* Records to use:
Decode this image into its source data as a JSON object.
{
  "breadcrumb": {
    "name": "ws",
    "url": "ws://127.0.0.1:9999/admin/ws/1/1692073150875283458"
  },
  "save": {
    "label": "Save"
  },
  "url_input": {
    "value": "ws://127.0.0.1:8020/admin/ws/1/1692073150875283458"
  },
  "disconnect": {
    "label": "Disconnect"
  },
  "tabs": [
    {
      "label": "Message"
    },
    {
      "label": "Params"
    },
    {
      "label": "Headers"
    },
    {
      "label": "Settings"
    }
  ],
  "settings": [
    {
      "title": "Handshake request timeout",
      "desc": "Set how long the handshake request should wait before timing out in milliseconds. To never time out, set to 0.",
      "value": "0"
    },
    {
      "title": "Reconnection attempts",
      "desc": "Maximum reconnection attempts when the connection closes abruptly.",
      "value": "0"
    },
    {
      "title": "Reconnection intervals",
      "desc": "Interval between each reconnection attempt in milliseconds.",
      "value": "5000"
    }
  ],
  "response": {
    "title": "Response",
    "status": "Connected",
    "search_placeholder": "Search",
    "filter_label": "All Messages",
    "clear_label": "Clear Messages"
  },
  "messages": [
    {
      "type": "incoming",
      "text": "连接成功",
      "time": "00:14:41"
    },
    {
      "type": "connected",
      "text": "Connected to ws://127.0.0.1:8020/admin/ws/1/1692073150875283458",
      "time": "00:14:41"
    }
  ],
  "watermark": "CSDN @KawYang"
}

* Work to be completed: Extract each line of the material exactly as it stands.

* Answer to the exercise:
Decode this image into its source data as a JSON object.
{
  "breadcrumb": {
    "name": "ws",
    "url": "ws://127.0.0.1:9999/admin/ws/1/1692073150875283458"
  },
  "save": {
    "label": "Save"
  },
  "url_input": {
    "value": "ws://127.0.0.1:8020/admin/ws/1/1692073150875283458"
  },
  "disconnect": {
    "label": "Disconnect"
  },
  "tabs": [
    {
      "label": "Message"
    },
    {
      "label": "Params"
    },
    {
      "label": "Headers"
    },
    {
      "label": "Settings"
    }
  ],
  "settings": [
    {
      "title": "Handshake request timeout",
      "desc": "Set how long the handshake request should wait before timing out in milliseconds. To never time out, set to 0.",
      "value": "0"
    },
    {
      "title": "Reconnection attempts",
      "desc": "Maximum reconnection attempts when the connection closes abruptly.",
      "value": "0"
    },
    {
      "title": "Reconnection intervals",
      "desc": "Interval between each reconnection attempt in milliseconds.",
      "value": "5000"
    }
  ],
  "response": {
    "title": "Response",
    "status": "Connected",
    "search_placeholder": "Search",
    "filter_label": "All Messages",
    "clear_label": "Clear Messages"
  },
  "messages": [
    {
      "type": "incoming",
      "text": "连接成功",
      "time": "00:14:41"
    },
    {
      "type": "connected",
      "text": "Connected to ws://127.0.0.1:8020/admin/ws/1/1692073150875283458",
      "time": "00:14:41"
    }
  ],
  "watermark": "CSDN @KawYang"
}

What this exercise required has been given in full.